Overview of Just Enough Administration (JEA) - PowerShell | Microsoft Learn
Using JEA - PowerShell | Microsoft Learn

I mentioned WebJea as well… here’s a direct link:

GitHub - markdomansky/WebJEA: WebJEA - Secure Self Service Web Forms from PowerShell Scripts

I mentioned PowerShell and C# w/ runspaces… again another link:

Runspace01 (C#) Code Sample - PowerShell | Microsoft Learn

(Note: this stuff was all pretty easily searchable using terms like ‘powershell AND jea’, ‘webjea’, and ‘powershell C# runspace’)

If you aren’t super comfortable in .NET or have some skills programming, my concern is that C# is going to be a bit of a barrier to entry. That’s where @tonyd 's suggestion comes into play, and you can simply use the MS part, and not worry about the PS. then you just modify HTML/CSS (which you’re still learning when you do that. However, we won’t be able to answer any HTML/CSS questions you have, we’re a PowerShell shop :slight_smile: You just need to figure out what you’re trying to focus your efforts on and go from there.

I found this but have not messed with it yet

Before I found that the only other thing that came to mind is to have the script actually launch the web page in the browser have your HTML code write something to a text file or something that PowerShell can pick up after the fact. Then have PowerShell monitor for the browser process to end, that could trigger it to pick up the text file and execute based upon its contents.
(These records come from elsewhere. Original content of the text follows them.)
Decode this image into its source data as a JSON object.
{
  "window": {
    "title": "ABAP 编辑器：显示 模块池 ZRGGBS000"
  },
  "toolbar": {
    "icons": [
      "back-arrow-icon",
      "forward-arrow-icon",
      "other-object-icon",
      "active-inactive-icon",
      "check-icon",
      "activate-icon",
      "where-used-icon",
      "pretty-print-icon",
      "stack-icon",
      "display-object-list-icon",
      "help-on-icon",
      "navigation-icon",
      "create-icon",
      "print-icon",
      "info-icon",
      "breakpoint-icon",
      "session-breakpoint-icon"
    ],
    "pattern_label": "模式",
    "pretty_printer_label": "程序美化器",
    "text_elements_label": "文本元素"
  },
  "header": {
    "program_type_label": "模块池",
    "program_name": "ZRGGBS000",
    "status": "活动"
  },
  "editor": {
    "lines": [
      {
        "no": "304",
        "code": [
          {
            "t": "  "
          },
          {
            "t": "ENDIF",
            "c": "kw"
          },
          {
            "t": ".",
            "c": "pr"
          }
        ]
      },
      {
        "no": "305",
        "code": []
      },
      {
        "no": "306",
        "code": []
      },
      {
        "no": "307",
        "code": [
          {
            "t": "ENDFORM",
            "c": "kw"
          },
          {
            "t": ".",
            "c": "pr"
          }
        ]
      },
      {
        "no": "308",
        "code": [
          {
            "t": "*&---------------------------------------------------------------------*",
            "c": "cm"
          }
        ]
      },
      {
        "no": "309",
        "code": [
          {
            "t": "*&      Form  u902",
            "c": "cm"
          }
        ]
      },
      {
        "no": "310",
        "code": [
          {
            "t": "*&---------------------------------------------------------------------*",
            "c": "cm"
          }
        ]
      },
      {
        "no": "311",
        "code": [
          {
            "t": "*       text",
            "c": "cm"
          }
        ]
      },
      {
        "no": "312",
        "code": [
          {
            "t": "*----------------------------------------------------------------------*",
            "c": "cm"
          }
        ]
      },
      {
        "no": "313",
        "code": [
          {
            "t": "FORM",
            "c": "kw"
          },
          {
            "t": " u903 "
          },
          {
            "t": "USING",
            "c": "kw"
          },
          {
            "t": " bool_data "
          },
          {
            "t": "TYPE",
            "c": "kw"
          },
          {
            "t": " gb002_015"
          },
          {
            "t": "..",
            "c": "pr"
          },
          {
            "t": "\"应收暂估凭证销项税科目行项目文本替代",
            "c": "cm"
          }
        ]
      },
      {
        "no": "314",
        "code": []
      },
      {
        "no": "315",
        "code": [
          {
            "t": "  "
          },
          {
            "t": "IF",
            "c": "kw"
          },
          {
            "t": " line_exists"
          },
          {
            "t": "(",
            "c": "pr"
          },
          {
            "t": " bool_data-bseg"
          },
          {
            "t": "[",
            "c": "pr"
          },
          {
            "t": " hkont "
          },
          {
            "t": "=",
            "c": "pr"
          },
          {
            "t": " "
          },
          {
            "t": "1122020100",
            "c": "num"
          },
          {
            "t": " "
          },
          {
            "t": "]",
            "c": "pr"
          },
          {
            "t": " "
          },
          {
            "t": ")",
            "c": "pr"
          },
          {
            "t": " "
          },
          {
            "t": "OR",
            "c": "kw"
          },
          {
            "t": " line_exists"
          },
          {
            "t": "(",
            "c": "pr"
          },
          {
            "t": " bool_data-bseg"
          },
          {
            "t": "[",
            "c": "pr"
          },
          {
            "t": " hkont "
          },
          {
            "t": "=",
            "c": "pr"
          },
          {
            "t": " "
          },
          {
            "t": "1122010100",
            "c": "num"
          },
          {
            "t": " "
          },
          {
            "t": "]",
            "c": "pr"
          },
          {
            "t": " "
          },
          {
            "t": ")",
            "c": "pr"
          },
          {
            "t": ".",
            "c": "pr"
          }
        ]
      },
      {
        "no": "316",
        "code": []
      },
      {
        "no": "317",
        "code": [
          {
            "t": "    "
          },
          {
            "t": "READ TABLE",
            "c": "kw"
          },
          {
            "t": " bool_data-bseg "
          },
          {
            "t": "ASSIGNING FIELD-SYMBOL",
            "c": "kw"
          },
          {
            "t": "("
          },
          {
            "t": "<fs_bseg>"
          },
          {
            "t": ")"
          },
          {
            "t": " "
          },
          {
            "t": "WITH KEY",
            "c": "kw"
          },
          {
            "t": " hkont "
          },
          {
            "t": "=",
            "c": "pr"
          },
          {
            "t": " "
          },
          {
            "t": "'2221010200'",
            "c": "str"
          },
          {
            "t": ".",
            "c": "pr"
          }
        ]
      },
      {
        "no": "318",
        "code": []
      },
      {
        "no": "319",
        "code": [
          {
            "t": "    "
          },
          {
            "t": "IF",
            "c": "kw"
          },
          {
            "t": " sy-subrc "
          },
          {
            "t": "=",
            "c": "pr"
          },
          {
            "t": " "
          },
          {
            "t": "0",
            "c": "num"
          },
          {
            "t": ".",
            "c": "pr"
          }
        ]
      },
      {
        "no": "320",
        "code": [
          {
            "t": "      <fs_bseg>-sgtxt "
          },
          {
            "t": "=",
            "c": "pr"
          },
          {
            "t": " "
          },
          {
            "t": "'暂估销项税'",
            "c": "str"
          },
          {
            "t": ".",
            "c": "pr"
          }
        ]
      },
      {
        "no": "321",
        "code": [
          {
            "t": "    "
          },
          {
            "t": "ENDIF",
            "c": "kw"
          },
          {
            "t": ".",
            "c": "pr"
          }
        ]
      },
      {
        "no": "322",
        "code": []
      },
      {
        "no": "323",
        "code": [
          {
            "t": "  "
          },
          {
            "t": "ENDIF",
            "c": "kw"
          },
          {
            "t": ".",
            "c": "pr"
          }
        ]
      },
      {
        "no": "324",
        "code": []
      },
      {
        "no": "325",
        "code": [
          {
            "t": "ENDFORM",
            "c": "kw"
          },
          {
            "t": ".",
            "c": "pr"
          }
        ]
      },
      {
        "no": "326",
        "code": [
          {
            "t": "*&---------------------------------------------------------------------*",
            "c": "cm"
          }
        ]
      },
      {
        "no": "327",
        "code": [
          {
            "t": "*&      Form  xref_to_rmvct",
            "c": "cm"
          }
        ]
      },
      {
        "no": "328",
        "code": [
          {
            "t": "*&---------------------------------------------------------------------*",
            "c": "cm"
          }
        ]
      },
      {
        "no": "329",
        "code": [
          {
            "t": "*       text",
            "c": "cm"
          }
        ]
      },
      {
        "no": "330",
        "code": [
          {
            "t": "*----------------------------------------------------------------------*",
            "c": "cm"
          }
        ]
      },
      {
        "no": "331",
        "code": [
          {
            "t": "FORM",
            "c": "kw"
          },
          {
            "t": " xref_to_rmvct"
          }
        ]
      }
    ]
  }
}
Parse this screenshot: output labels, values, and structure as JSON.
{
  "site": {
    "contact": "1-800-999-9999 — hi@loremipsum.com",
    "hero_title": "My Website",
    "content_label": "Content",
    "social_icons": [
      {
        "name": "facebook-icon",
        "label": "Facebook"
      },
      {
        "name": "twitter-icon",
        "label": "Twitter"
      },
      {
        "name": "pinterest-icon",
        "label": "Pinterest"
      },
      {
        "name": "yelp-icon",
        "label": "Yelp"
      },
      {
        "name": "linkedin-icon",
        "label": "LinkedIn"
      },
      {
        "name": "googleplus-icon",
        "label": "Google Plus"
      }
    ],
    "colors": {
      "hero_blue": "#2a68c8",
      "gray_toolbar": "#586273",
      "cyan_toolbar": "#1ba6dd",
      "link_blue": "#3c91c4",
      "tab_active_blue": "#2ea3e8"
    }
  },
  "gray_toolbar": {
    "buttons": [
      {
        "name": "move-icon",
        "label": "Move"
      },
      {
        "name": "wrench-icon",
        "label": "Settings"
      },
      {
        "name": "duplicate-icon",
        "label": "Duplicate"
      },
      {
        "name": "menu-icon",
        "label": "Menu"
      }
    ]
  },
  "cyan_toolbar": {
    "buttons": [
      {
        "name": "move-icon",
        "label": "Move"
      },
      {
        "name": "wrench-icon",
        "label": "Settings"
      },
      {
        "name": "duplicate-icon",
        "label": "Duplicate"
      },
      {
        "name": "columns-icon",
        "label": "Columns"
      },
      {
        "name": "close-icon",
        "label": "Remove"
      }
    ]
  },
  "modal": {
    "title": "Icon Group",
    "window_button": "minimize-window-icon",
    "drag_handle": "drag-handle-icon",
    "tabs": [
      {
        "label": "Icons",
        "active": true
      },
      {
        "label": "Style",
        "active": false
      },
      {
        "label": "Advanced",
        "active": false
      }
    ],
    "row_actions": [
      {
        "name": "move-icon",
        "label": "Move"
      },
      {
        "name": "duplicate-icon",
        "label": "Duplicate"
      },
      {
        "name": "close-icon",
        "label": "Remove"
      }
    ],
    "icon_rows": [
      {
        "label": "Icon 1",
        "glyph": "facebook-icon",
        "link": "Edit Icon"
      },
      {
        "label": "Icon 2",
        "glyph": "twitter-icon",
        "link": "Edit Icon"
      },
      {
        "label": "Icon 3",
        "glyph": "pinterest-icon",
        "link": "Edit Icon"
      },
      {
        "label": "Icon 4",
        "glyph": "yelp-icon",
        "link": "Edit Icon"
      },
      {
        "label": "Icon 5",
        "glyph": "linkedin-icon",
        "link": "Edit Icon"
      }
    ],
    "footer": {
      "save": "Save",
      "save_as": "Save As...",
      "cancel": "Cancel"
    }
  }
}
If I knew HTML a little better there may even be a way for the mouse click to trigger the browser to close, btu I’m sure that triggers all kinds of security features.

As I type that a quick search turned up this HTML code.
<button onclick="closeWindow()">Close Window</button>

or JAVA


function closeWindow() {
window. Close();
}